The emergency management response vehicle had more in common with a tank than a normal truck. The tires were thick and studded, the bed was extended and filled with all sorts of ropes, harnesses, lights, and power tools – even a rack of scuba gear.
The men that drove the vehicle were used to life or death challenges.
Which made the call they were responding to that much stranger.
When they pulled up in front of the Wendy’s, they were greeted by an earthy stink hanging in the air.
“Hope that ain’t the food.” One of the men joked to the other.
The manager was waiting for them in the parking lot.
“Told the guy he couldn’t take his truck through.” He said, shaking his head.
“Was it too tall? Did it get stuck or something?” Asked one of the responders.
“Or something. Follow me.”
He lead the men around back, where the rear bumper of an H2 Hummer was poking out of a giant hole in the middle of the drive through lane.

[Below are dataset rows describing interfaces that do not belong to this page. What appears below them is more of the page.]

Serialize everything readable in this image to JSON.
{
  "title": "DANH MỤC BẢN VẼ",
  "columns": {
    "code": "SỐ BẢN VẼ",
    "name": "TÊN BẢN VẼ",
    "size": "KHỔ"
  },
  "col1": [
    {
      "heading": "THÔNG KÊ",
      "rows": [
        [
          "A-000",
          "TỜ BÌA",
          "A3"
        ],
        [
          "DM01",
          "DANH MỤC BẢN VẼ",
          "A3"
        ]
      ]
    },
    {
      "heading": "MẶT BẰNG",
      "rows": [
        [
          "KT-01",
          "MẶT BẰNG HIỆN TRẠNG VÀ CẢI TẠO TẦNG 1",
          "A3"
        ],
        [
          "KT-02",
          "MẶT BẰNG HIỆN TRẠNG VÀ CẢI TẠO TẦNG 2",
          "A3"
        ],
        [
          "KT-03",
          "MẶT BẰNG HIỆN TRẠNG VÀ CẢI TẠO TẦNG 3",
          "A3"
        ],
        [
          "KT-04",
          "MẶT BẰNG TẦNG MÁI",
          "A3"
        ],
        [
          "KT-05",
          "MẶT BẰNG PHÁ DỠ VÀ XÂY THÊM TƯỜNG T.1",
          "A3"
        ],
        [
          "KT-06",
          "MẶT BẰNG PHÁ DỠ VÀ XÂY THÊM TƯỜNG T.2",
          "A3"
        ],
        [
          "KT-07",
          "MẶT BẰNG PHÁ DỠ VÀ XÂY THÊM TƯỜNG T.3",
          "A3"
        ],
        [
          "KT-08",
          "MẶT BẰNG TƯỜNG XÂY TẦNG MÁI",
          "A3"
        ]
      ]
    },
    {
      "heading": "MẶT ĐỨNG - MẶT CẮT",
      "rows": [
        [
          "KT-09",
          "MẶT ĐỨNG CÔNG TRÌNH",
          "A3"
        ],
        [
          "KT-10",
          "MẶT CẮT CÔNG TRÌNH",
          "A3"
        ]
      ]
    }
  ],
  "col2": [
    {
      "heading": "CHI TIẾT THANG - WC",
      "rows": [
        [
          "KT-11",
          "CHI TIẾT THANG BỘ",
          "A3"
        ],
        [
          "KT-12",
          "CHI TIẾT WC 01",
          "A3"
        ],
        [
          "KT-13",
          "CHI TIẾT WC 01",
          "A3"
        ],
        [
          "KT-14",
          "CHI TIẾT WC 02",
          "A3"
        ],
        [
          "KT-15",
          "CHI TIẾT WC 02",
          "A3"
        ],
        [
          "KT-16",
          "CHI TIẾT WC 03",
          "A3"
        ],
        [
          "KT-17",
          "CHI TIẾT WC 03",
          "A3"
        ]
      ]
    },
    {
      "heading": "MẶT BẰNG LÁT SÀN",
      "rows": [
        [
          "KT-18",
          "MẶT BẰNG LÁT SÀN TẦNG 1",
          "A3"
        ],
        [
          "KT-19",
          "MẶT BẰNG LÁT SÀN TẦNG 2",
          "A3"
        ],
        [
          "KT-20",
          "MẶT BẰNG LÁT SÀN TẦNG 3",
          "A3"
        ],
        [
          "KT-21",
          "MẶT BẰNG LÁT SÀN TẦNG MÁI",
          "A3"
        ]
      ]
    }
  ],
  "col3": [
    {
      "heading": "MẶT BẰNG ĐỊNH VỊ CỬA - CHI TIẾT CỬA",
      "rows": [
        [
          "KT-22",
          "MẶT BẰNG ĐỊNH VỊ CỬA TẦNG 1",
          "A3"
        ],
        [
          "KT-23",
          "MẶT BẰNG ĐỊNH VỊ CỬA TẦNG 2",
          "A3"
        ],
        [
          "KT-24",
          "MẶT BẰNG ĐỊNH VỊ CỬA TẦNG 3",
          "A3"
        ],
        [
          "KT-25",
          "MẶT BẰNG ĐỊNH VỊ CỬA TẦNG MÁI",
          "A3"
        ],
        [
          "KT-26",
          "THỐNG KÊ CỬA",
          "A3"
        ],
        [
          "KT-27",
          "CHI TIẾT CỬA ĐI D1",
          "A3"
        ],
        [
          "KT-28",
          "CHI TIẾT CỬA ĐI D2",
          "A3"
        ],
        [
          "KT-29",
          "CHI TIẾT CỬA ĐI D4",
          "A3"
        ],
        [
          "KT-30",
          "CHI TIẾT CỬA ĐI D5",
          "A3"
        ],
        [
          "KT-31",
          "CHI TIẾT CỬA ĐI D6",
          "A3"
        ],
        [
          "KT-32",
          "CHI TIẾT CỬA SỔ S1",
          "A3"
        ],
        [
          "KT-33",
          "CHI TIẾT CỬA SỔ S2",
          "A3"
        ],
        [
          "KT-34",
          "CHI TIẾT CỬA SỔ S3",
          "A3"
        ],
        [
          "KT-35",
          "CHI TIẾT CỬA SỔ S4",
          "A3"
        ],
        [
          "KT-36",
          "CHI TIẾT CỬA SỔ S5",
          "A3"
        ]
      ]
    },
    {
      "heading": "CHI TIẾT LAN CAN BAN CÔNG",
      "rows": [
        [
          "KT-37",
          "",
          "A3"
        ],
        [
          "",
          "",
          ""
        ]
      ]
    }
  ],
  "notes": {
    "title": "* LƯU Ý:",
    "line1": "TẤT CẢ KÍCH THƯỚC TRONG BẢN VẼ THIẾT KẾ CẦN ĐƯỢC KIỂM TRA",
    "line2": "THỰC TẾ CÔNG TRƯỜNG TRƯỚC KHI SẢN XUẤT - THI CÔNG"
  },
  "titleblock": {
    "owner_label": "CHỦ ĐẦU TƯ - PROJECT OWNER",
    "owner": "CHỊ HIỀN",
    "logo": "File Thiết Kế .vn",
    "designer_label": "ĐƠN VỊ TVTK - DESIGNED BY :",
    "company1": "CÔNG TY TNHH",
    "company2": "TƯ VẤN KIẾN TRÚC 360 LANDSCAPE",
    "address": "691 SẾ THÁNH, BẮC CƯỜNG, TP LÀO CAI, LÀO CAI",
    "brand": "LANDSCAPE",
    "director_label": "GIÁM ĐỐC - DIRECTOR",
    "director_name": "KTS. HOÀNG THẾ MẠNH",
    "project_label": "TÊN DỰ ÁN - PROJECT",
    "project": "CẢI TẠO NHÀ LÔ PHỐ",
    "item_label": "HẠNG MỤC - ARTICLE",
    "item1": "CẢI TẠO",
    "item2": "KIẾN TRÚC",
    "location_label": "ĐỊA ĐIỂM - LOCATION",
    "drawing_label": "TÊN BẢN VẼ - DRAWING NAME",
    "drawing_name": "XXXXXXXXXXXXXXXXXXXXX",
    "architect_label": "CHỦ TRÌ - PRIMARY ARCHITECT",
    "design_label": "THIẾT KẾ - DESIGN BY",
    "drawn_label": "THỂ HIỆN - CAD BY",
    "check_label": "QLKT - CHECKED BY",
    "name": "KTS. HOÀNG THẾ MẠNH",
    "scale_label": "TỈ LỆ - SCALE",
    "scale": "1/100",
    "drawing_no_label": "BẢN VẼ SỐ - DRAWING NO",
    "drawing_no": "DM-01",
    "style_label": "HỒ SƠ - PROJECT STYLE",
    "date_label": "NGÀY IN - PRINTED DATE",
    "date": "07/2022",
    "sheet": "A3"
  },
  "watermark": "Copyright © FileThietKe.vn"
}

“Gayoso Bayou runs right under us.” The manager explained. “Put too much weight on it, and the whole thing’ll give way. Shoulda paid attention to the sign.”
There is a Wendy’s here in town that sits directly atop the Gayoso Bayou, a brick and mason sewer that predates the Civil War. And it does have a sign that warns heavy trucks away from their drive through for the very reason mentioned in the story.